§ WHAT YOU HAVE TO DO
Give every line from the entries that contains "Konfirmasi".

[Data entries]
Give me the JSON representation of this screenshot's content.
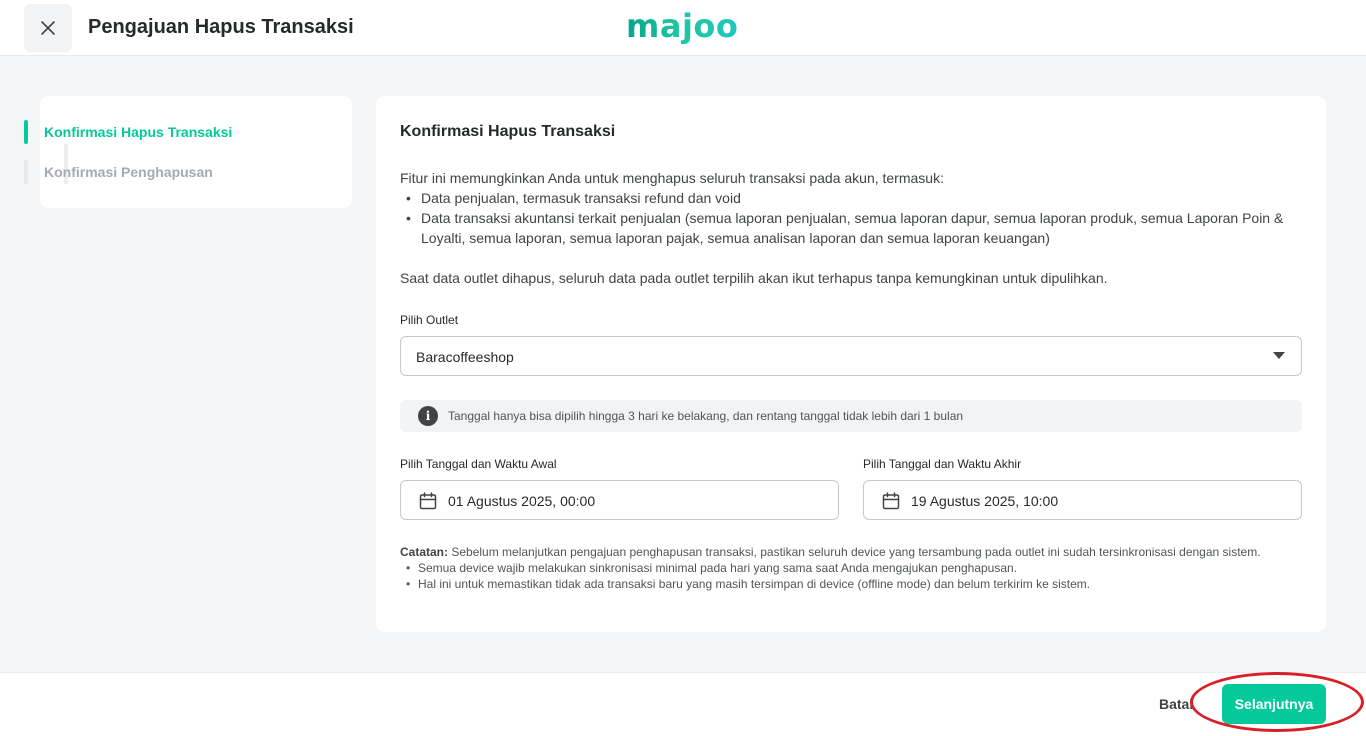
{
  "header": {
    "title": "Pengajuan Hapus Transaksi",
    "logo_text": "majoo",
    "brand_color": "#04c99b"
  },
  "stepper": {
    "steps": [
      {
        "label": "Konfirmasi Hapus Transaksi",
        "active": true
      },
      {
        "label": "Konfirmasi Penghapusan",
        "active": false
      }
    ]
  },
  "main": {
    "title": "Konfirmasi Hapus Transaksi",
    "intro": "Fitur ini memungkinkan Anda untuk menghapus seluruh transaksi pada akun, termasuk:",
    "bullets": [
      "Data penjualan, termasuk transaksi refund dan void",
      "Data transaksi akuntansi terkait penjualan (semua laporan penjualan, semua laporan dapur, semua laporan produk, semua Laporan Poin & Loyalti, semua laporan, semua laporan pajak, semua analisan laporan dan semua laporan keuangan)"
    ],
    "warning": "Saat data outlet dihapus, seluruh data pada outlet terpilih akan ikut terhapus tanpa kemungkinan untuk dipulihkan.",
    "outlet": {
      "label": "Pilih Outlet",
      "value": "Baracoffeeshop"
    },
    "info_banner": "Tanggal hanya bisa dipilih hingga 3 hari ke belakang, dan rentang tanggal tidak lebih dari 1 bulan",
    "start": {
      "label": "Pilih Tanggal dan Waktu Awal",
      "value": "01 Agustus 2025, 00:00"
    },
    "end": {
      "label": "Pilih Tanggal dan Waktu Akhir",
      "value": "19 Agustus 2025, 10:00"
    },
    "note": {
      "prefix": "Catatan:",
      "text": " Sebelum melanjutkan pengajuan penghapusan transaksi, pastikan seluruh device yang tersambung pada outlet ini sudah tersinkronisasi dengan sistem.",
      "items": [
        "Semua device wajib melakukan sinkronisasi minimal pada hari yang sama saat Anda mengajukan penghapusan.",
        "Hal ini untuk memastikan tidak ada transaksi baru yang masih tersimpan di device (offline mode) dan belum terkirim ke sistem."
      ]
    }
  },
  "footer": {
    "cancel_label": "Batal",
    "next_label": "Selanjutnya"
  },
  "icons": {
    "close": "close-icon",
    "dropdown": "chevron-down-icon",
    "info": "info-icon",
    "calendar": "calendar-icon"
  }
}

§ WRITTEN REPLY
        "label": "Konfirmasi Hapus Transaksi",
        "label": "Konfirmasi Penghapusan",
    "title": "Konfirmasi Hapus Transaksi",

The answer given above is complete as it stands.